(Data records for software interfaces)
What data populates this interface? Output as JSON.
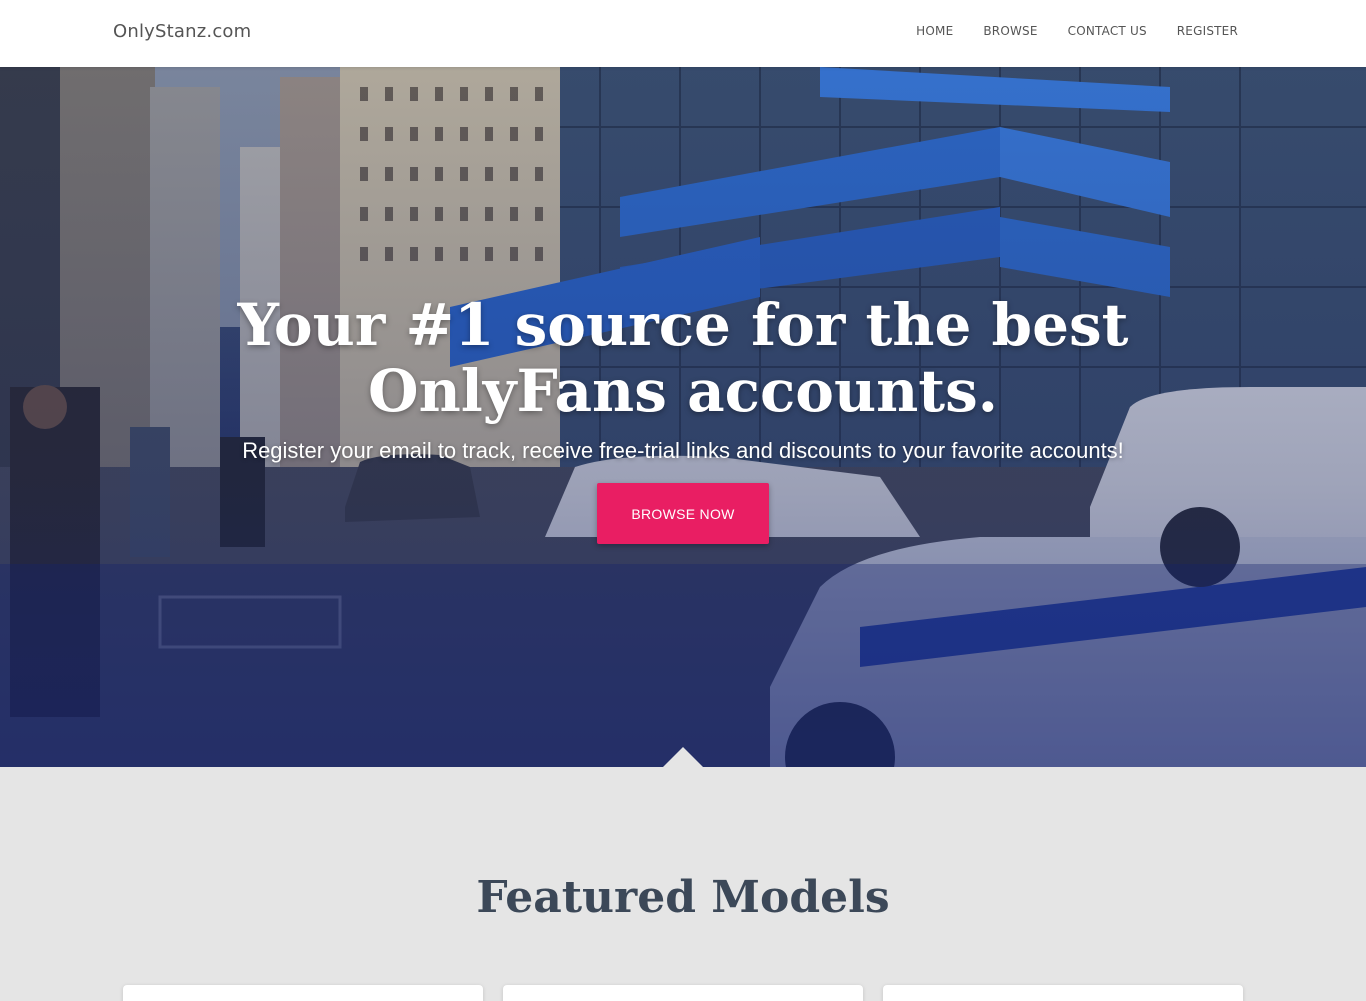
{
  "navbar": {
    "brand": "OnlyStanz.com",
    "links": [
      "HOME",
      "BROWSE",
      "CONTACT US",
      "REGISTER"
    ]
  },
  "hero": {
    "headline": "Your #1 source for the best OnlyFans accounts.",
    "subheadline": "Register your email to track, receive free-trial links and discounts to your favorite accounts!",
    "cta_label": "BROWSE NOW"
  },
  "featured": {
    "title": "Featured Models",
    "cards": 3
  },
  "colors": {
    "accent": "#e91e63",
    "hero_overlay": "#1d2d6a",
    "section_bg": "#e5e5e5",
    "heading_text": "#3c4858"
  }
}
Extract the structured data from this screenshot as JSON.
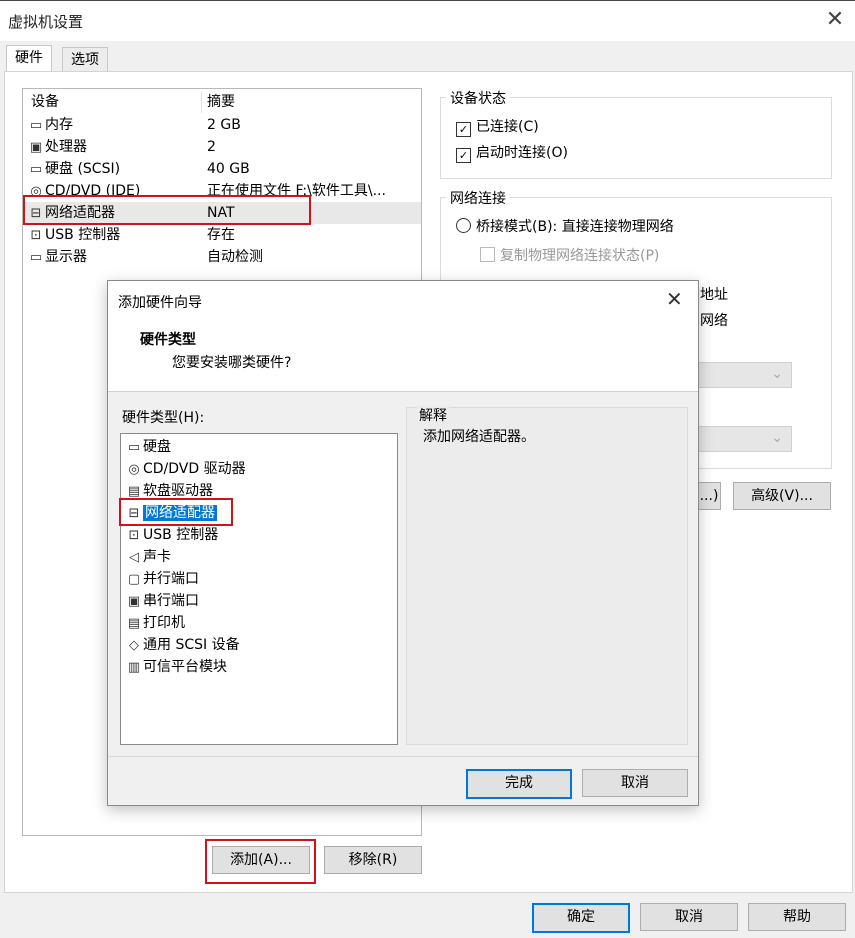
{
  "window": {
    "title": "虚拟机设置",
    "close_icon": "close-icon"
  },
  "tabs": [
    {
      "label": "硬件"
    },
    {
      "label": "选项"
    }
  ],
  "device_list": {
    "headers": {
      "device": "设备",
      "summary": "摘要"
    },
    "rows": [
      {
        "icon": "memory-icon",
        "glyph": "▭",
        "name": "内存",
        "summary": "2 GB"
      },
      {
        "icon": "processor-icon",
        "glyph": "▣",
        "name": "处理器",
        "summary": "2"
      },
      {
        "icon": "harddisk-icon",
        "glyph": "▭",
        "name": "硬盘 (SCSI)",
        "summary": "40 GB"
      },
      {
        "icon": "cd-icon",
        "glyph": "◎",
        "name": "CD/DVD (IDE)",
        "summary": "正在使用文件 F:\\软件工具\\..."
      },
      {
        "icon": "network-icon",
        "glyph": "⊟",
        "name": "网络适配器",
        "summary": "NAT"
      },
      {
        "icon": "usb-icon",
        "glyph": "⊡",
        "name": "USB 控制器",
        "summary": "存在"
      },
      {
        "icon": "display-icon",
        "glyph": "▭",
        "name": "显示器",
        "summary": "自动检测"
      }
    ]
  },
  "buttons": {
    "add": "添加(A)...",
    "remove": "移除(R)",
    "ok": "确定",
    "cancel": "取消",
    "help": "帮助",
    "advanced": "高级(V)...",
    "partial": "...)"
  },
  "device_status": {
    "label": "设备状态",
    "connected": "已连接(C)",
    "connect_on_start": "启动时连接(O)"
  },
  "network": {
    "label": "网络连接",
    "bridged": "桥接模式(B): 直接连接物理网络",
    "replicate": "复制物理网络连接状态(P)",
    "partial_1": "地址",
    "partial_2": "网络"
  },
  "dialog": {
    "title": "添加硬件向导",
    "heading": "硬件类型",
    "subheading": "您要安装哪类硬件?",
    "hw_label": "硬件类型(H):",
    "explain_label": "解释",
    "explain_text": "添加网络适配器。",
    "finish": "完成",
    "cancel": "取消",
    "items": [
      {
        "icon": "harddisk-icon",
        "glyph": "▭",
        "label": "硬盘"
      },
      {
        "icon": "cd-drive-icon",
        "glyph": "◎",
        "label": "CD/DVD 驱动器"
      },
      {
        "icon": "floppy-icon",
        "glyph": "▤",
        "label": "软盘驱动器"
      },
      {
        "icon": "network-icon",
        "glyph": "⊟",
        "label": "网络适配器"
      },
      {
        "icon": "usb-icon",
        "glyph": "⊡",
        "label": "USB 控制器"
      },
      {
        "icon": "speaker-icon",
        "glyph": "◁",
        "label": "声卡"
      },
      {
        "icon": "parallel-port-icon",
        "glyph": "▢",
        "label": "并行端口"
      },
      {
        "icon": "serial-port-icon",
        "glyph": "▣",
        "label": "串行端口"
      },
      {
        "icon": "printer-icon",
        "glyph": "▤",
        "label": "打印机"
      },
      {
        "icon": "scsi-icon",
        "glyph": "◇",
        "label": "通用 SCSI 设备"
      },
      {
        "icon": "tpm-icon",
        "glyph": "▥",
        "label": "可信平台模块"
      }
    ]
  },
  "colors": {
    "accent": "#0078d7",
    "highlight": "#d0121b",
    "selection": "#0078d7"
  }
}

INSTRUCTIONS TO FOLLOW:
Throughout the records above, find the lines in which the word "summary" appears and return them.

COMPLETED TASK:
      "summary": "摘要"
        "summary": "2 GB"
        "summary": "2"
        "summary": "40 GB"
        "summary": "正在使用文件 F:\\软件工具\\..."
        "summary": "NAT"
        "summary": "存在"
        "summary": "自动检测"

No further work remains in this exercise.